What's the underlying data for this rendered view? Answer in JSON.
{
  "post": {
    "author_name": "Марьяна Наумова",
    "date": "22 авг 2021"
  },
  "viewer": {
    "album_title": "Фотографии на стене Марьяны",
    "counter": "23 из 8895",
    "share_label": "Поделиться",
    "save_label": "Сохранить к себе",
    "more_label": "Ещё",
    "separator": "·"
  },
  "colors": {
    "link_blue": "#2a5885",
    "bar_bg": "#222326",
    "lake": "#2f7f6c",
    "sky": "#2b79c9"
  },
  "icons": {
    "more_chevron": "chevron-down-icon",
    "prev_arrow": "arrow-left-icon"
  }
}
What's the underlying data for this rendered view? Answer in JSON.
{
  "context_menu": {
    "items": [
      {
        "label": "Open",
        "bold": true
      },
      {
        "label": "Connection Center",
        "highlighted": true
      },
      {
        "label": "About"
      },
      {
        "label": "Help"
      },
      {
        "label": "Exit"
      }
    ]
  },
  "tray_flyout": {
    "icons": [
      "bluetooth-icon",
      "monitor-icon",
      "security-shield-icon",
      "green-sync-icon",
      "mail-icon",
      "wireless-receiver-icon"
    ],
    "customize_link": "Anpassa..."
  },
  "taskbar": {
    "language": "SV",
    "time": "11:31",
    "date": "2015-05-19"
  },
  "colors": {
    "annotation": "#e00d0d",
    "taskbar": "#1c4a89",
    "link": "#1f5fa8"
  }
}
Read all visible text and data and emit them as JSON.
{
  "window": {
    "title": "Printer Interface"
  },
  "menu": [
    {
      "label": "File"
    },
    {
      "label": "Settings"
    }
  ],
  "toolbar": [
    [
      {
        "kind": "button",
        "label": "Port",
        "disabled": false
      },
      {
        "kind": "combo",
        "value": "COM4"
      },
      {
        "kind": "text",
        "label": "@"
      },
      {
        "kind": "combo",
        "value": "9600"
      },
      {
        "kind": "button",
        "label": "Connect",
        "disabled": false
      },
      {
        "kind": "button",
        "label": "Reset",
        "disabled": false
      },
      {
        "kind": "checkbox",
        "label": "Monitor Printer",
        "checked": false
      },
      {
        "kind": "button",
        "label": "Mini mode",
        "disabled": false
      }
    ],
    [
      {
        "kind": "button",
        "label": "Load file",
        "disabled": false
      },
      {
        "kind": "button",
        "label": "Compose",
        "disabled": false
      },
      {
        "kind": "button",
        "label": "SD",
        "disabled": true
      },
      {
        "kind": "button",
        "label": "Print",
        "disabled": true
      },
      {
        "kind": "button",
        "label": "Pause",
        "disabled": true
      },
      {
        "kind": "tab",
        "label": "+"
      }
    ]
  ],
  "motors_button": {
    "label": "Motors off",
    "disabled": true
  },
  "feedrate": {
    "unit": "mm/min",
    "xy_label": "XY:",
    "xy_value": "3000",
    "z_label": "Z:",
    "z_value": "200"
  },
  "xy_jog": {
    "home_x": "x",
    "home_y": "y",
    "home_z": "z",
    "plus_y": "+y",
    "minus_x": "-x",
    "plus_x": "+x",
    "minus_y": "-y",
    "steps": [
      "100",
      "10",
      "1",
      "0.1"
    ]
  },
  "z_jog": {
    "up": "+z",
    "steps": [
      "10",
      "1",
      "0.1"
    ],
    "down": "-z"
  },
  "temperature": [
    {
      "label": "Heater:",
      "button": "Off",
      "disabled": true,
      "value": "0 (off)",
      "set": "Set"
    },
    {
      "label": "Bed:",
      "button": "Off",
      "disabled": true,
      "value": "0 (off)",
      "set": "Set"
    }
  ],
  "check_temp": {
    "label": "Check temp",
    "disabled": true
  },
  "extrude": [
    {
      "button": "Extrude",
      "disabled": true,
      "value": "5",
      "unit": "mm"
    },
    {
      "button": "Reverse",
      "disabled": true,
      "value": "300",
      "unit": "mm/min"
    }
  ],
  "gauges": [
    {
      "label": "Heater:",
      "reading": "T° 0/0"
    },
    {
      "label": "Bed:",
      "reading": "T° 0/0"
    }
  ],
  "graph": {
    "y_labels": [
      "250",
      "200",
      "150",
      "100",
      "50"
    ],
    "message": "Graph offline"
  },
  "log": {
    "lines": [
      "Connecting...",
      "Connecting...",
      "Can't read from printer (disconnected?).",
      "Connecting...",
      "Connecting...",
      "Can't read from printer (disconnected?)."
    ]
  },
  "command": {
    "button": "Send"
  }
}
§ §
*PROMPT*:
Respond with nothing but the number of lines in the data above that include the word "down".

*EXPECTED ANSWER*:
2